EXERCISE REQUIREMENTS:
Please write out all the data that follows exactly, without the pictures.

GIVEN RECORDS:
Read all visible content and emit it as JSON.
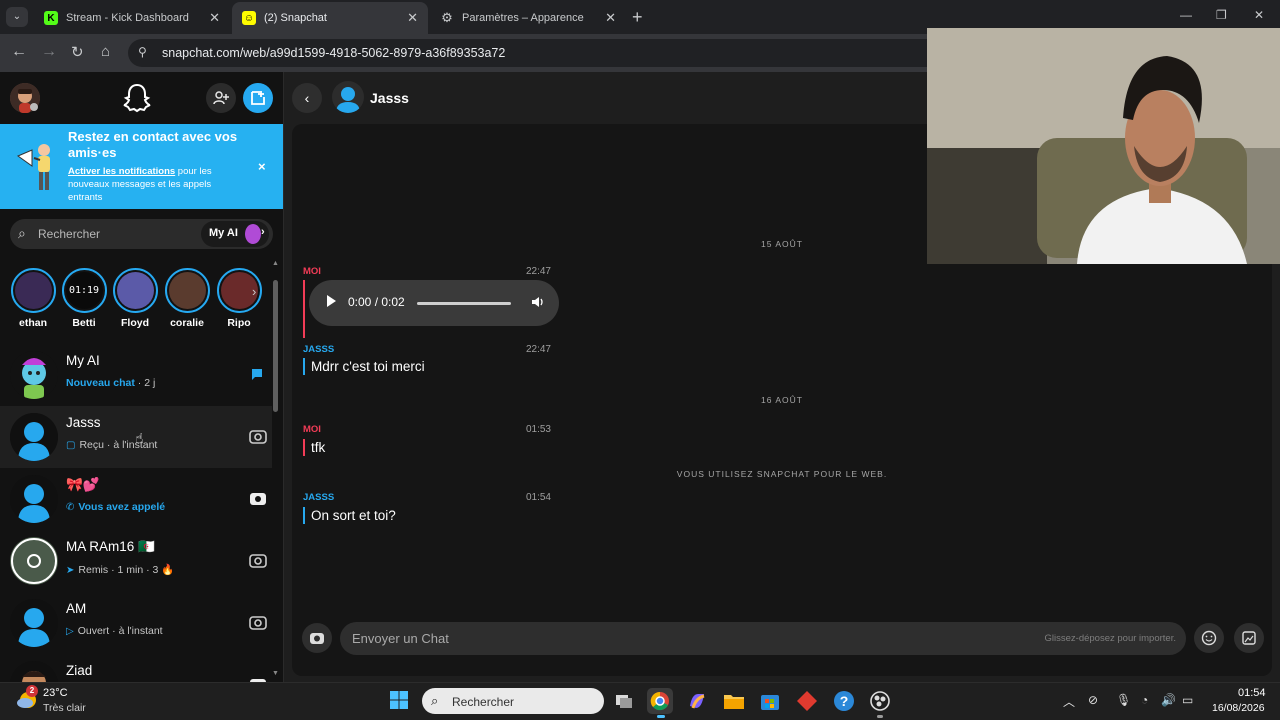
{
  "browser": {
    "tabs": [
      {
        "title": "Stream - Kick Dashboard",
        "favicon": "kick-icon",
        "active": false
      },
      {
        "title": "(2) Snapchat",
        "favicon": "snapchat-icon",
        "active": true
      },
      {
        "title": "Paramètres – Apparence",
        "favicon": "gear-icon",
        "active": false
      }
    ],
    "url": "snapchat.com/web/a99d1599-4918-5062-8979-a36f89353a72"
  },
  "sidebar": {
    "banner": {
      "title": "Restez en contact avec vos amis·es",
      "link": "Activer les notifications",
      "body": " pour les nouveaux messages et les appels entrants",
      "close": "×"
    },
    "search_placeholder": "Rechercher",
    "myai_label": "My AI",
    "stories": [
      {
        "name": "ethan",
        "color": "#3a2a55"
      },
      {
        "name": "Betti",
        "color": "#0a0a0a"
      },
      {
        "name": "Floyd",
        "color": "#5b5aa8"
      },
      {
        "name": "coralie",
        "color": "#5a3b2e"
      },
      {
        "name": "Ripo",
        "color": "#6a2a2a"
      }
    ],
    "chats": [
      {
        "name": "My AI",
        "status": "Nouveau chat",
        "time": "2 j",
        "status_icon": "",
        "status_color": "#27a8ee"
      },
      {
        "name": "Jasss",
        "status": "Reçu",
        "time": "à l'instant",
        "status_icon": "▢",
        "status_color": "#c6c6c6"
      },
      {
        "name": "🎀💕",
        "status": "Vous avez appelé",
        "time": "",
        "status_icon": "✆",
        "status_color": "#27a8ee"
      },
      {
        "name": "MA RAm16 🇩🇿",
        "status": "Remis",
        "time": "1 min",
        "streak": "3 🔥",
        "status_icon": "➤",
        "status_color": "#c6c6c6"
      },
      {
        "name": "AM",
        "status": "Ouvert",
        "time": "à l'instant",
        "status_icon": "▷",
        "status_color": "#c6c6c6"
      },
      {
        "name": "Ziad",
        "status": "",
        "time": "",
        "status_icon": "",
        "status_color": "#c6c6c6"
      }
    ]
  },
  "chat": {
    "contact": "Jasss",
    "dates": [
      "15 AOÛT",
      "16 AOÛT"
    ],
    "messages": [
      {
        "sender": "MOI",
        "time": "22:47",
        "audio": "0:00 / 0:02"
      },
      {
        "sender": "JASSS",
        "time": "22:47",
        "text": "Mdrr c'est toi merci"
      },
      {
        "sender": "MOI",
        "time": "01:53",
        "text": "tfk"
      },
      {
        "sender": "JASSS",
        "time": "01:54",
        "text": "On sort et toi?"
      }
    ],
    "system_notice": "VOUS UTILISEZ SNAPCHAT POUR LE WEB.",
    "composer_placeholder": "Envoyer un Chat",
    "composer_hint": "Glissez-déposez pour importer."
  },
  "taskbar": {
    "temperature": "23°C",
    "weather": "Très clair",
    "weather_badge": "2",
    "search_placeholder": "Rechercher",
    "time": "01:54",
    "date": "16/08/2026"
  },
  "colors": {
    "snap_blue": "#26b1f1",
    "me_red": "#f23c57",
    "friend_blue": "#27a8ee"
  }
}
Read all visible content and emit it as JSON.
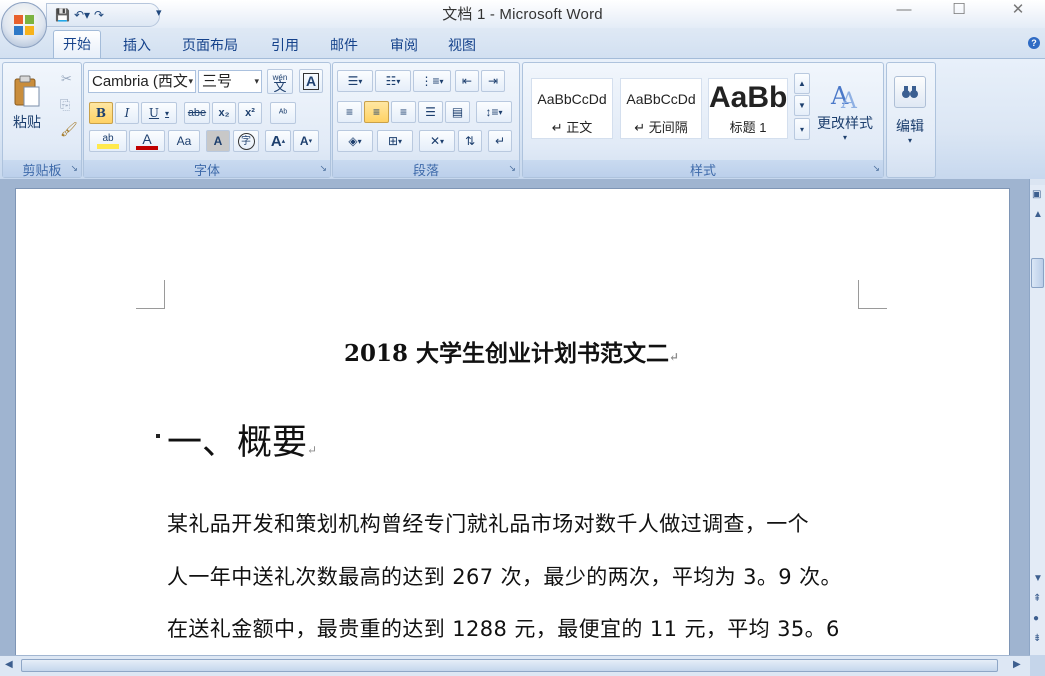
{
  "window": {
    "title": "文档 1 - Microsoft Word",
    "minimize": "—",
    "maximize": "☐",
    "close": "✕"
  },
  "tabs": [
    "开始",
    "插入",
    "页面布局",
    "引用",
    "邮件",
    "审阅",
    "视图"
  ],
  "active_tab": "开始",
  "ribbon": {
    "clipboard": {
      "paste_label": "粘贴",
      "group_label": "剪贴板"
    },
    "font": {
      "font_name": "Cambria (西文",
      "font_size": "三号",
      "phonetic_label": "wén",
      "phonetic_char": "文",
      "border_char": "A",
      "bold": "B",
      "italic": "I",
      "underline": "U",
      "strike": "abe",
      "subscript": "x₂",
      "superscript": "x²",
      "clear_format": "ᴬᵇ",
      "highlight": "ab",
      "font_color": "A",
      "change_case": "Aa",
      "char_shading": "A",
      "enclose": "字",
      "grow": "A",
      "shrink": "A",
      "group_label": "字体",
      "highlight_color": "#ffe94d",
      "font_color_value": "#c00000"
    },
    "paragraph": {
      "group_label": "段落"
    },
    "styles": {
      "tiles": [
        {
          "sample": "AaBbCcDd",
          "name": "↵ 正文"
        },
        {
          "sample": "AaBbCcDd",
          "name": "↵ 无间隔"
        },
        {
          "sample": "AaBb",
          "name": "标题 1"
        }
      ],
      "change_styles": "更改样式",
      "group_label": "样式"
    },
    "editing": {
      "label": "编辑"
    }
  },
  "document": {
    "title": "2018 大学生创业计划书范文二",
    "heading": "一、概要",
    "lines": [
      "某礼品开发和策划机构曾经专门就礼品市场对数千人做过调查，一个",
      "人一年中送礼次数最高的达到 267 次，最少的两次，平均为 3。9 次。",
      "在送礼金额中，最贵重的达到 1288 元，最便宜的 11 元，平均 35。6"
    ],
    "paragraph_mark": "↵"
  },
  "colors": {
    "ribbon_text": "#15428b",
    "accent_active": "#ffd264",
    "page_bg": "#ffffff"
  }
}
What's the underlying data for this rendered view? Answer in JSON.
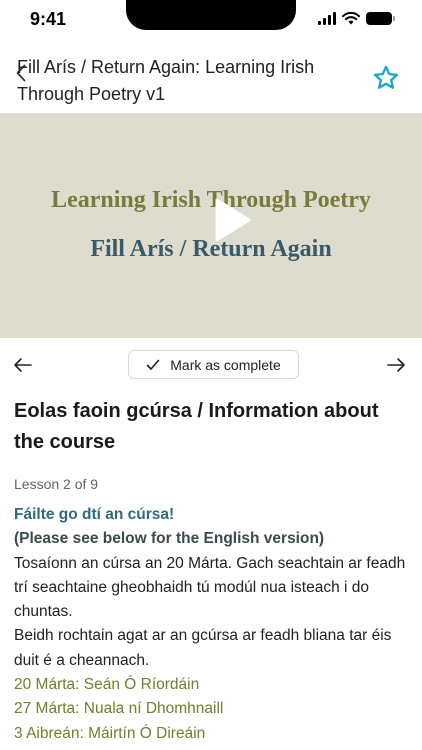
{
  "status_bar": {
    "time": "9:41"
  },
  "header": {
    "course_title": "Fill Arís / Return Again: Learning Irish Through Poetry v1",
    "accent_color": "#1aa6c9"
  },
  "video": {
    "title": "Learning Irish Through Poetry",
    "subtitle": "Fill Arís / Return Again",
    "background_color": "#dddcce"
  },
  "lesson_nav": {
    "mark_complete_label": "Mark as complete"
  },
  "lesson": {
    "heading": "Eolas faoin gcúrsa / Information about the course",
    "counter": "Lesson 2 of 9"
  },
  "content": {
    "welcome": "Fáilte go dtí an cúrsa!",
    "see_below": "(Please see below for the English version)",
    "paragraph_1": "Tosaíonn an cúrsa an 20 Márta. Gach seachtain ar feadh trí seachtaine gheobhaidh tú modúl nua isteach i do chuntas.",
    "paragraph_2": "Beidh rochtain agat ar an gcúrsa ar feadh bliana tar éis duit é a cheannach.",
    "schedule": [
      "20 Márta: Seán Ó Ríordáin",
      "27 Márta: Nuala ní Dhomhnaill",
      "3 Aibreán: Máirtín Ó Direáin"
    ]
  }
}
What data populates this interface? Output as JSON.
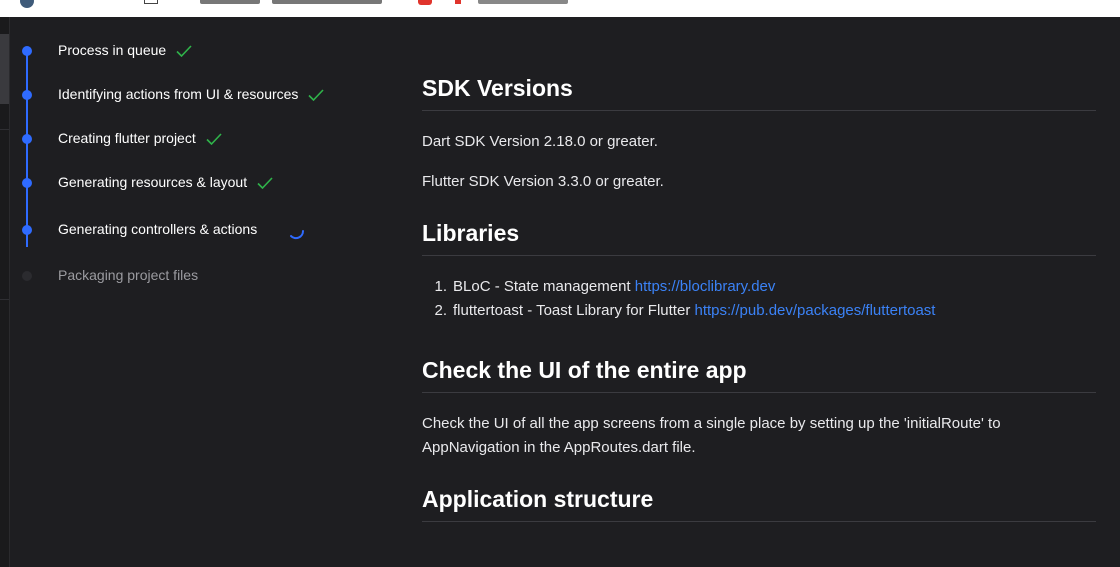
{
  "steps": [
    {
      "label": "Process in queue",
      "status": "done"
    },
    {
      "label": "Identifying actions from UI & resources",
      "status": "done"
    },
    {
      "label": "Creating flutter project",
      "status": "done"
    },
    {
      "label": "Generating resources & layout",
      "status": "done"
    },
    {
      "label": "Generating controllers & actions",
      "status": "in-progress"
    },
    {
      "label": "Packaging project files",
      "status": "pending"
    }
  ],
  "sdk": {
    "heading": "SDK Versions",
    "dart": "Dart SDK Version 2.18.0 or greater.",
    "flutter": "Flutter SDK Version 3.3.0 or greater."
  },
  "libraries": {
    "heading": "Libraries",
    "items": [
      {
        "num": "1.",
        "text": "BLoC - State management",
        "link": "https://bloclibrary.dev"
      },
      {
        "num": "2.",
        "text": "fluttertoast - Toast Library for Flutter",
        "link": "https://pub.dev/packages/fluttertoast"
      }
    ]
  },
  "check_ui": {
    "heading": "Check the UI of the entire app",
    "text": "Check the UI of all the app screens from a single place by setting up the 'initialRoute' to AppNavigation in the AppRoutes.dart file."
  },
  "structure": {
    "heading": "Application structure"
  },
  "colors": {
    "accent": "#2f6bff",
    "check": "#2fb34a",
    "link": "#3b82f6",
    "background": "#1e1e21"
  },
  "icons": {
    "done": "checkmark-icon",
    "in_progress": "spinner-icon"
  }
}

ANSWER AREA:
Read all visible content and emit it as JSON.
{
  "browser": {
    "tabs": [
      {
        "title": "Stream - Kick Dashboard",
        "favicon": "kick-icon",
        "active": false
      },
      {
        "title": "(2) Snapchat",
        "favicon": "snapchat-icon",
        "active": true
      },
      {
        "title": "Paramètres – Apparence",
        "favicon": "gear-icon",
        "active": false
      }
    ],
    "url": "snapchat.com/web/a99d1599-4918-5062-8979-a36f89353a72"
  },
  "sidebar": {
    "banner": {
      "title": "Restez en contact avec vos amis·es",
      "link": "Activer les notifications",
      "body": " pour les nouveaux messages et les appels entrants",
      "close": "×"
    },
    "search_placeholder": "Rechercher",
    "myai_label": "My AI",
    "stories": [
      {
        "name": "ethan",
        "color": "#3a2a55"
      },
      {
        "name": "Betti",
        "color": "#0a0a0a"
      },
      {
        "name": "Floyd",
        "color": "#5b5aa8"
      },
      {
        "name": "coralie",
        "color": "#5a3b2e"
      },
      {
        "name": "Ripo",
        "color": "#6a2a2a"
      }
    ],
    "chats": [
      {
        "name": "My AI",
        "status": "Nouveau chat",
        "time": "2 j",
        "status_icon": "",
        "status_color": "#27a8ee"
      },
      {
        "name": "Jasss",
        "status": "Reçu",
        "time": "à l'instant",
        "status_icon": "▢",
        "status_color": "#c6c6c6"
      },
      {
        "name": "🎀💕",
        "status": "Vous avez appelé",
        "time": "",
        "status_icon": "✆",
        "status_color": "#27a8ee"
      },
      {
        "name": "MA RAm16 🇩🇿",
        "status": "Remis",
        "time": "1 min",
        "streak": "3 🔥",
        "status_icon": "➤",
        "status_color": "#c6c6c6"
      },
      {
        "name": "AM",
        "status": "Ouvert",
        "time": "à l'instant",
        "status_icon": "▷",
        "status_color": "#c6c6c6"
      },
      {
        "name": "Ziad",
        "status": "",
        "time": "",
        "status_icon": "",
        "status_color": "#c6c6c6"
      }
    ]
  },
  "chat": {
    "contact": "Jasss",
    "dates": [
      "15 AOÛT",
      "16 AOÛT"
    ],
    "messages": [
      {
        "sender": "MOI",
        "time": "22:47",
        "audio": "0:00 / 0:02"
      },
      {
        "sender": "JASSS",
        "time": "22:47",
        "text": "Mdrr c'est toi merci"
      },
      {
        "sender": "MOI",
        "time": "01:53",
        "text": "tfk"
      },
      {
        "sender": "JASSS",
        "time": "01:54",
        "text": "On sort et toi?"
      }
    ],
    "system_notice": "VOUS UTILISEZ SNAPCHAT POUR LE WEB.",
    "composer_placeholder": "Envoyer un Chat",
    "composer_hint": "Glissez-déposez pour importer."
  },
  "taskbar": {
    "temperature": "23°C",
    "weather": "Très clair",
    "weather_badge": "2",
    "search_placeholder": "Rechercher",
    "time": "01:54",
    "date": "16/08/2026"
  },
  "colors": {
    "snap_blue": "#26b1f1",
    "me_red": "#f23c57",
    "friend_blue": "#27a8ee"
  }
}
Read all visible content and emit it as JSON.
{
  "window": {
    "title": "文档 1 - Microsoft Word",
    "minimize": "—",
    "maximize": "☐",
    "close": "✕"
  },
  "tabs": [
    "开始",
    "插入",
    "页面布局",
    "引用",
    "邮件",
    "审阅",
    "视图"
  ],
  "active_tab": "开始",
  "ribbon": {
    "clipboard": {
      "paste_label": "粘贴",
      "group_label": "剪贴板"
    },
    "font": {
      "font_name": "Cambria (西文",
      "font_size": "三号",
      "phonetic_label": "wén",
      "phonetic_char": "文",
      "border_char": "A",
      "bold": "B",
      "italic": "I",
      "underline": "U",
      "strike": "abe",
      "subscript": "x₂",
      "superscript": "x²",
      "clear_format": "ᴬᵇ",
      "highlight": "ab",
      "font_color": "A",
      "change_case": "Aa",
      "char_shading": "A",
      "enclose": "字",
      "grow": "A",
      "shrink": "A",
      "group_label": "字体",
      "highlight_color": "#ffe94d",
      "font_color_value": "#c00000"
    },
    "paragraph": {
      "group_label": "段落"
    },
    "styles": {
      "tiles": [
        {
          "sample": "AaBbCcDd",
          "name": "↵ 正文"
        },
        {
          "sample": "AaBbCcDd",
          "name": "↵ 无间隔"
        },
        {
          "sample": "AaBb",
          "name": "标题 1"
        }
      ],
      "change_styles": "更改样式",
      "group_label": "样式"
    },
    "editing": {
      "label": "编辑"
    }
  },
  "document": {
    "title": "2018 大学生创业计划书范文二",
    "heading": "一、概要",
    "lines": [
      "某礼品开发和策划机构曾经专门就礼品市场对数千人做过调查，一个",
      "人一年中送礼次数最高的达到 267 次，最少的两次，平均为 3。9 次。",
      "在送礼金额中，最贵重的达到 1288 元，最便宜的 11 元，平均 35。6"
    ],
    "paragraph_mark": "↵"
  },
  "colors": {
    "ribbon_text": "#15428b",
    "accent_active": "#ffd264",
    "page_bg": "#ffffff"
  }
}
What's the underlying data for this rendered view? Answer in JSON.
{
  "status_bar": {
    "time": "9:41"
  },
  "header": {
    "course_title": "Fill Arís / Return Again: Learning Irish Through Poetry v1",
    "accent_color": "#1aa6c9"
  },
  "video": {
    "title": "Learning Irish Through Poetry",
    "subtitle": "Fill Arís / Return Again",
    "background_color": "#dddcce"
  },
  "lesson_nav": {
    "mark_complete_label": "Mark as complete"
  },
  "lesson": {
    "heading": "Eolas faoin gcúrsa / Information about the course",
    "counter": "Lesson 2 of 9"
  },
  "content": {
    "welcome": "Fáilte go dtí an cúrsa!",
    "see_below": "(Please see below for the English version)",
    "paragraph_1": "Tosaíonn an cúrsa an 20 Márta. Gach seachtain ar feadh trí seachtaine gheobhaidh tú modúl nua isteach i do chuntas.",
    "paragraph_2": "Beidh rochtain agat ar an gcúrsa ar feadh bliana tar éis duit é a cheannach.",
    "schedule": [
      "20 Márta: Seán Ó Ríordáin",
      "27 Márta: Nuala ní Dhomhnaill",
      "3 Aibreán: Máirtín Ó Direáin"
    ]
  }
}
What data populates this interface? Output as JSON.
{
  "steps": [
    {
      "label": "Process in queue",
      "status": "done"
    },
    {
      "label": "Identifying actions from UI & resources",
      "status": "done"
    },
    {
      "label": "Creating flutter project",
      "status": "done"
    },
    {
      "label": "Generating resources & layout",
      "status": "done"
    },
    {
      "label": "Generating controllers & actions",
      "status": "in-progress"
    },
    {
      "label": "Packaging project files",
      "status": "pending"
    }
  ],
  "sdk": {
    "heading": "SDK Versions",
    "dart": "Dart SDK Version 2.18.0 or greater.",
    "flutter": "Flutter SDK Version 3.3.0 or greater."
  },
  "libraries": {
    "heading": "Libraries",
    "items": [
      {
        "num": "1.",
        "text": "BLoC - State management",
        "link": "https://bloclibrary.dev"
      },
      {
        "num": "2.",
        "text": "fluttertoast - Toast Library for Flutter",
        "link": "https://pub.dev/packages/fluttertoast"
      }
    ]
  },
  "check_ui": {
    "heading": "Check the UI of the entire app",
    "text": "Check the UI of all the app screens from a single place by setting up the 'initialRoute' to AppNavigation in the AppRoutes.dart file."
  },
  "structure": {
    "heading": "Application structure"
  },
  "colors": {
    "accent": "#2f6bff",
    "check": "#2fb34a",
    "link": "#3b82f6",
    "background": "#1e1e21"
  },
  "icons": {
    "done": "checkmark-icon",
    "in_progress": "spinner-icon"
  }
}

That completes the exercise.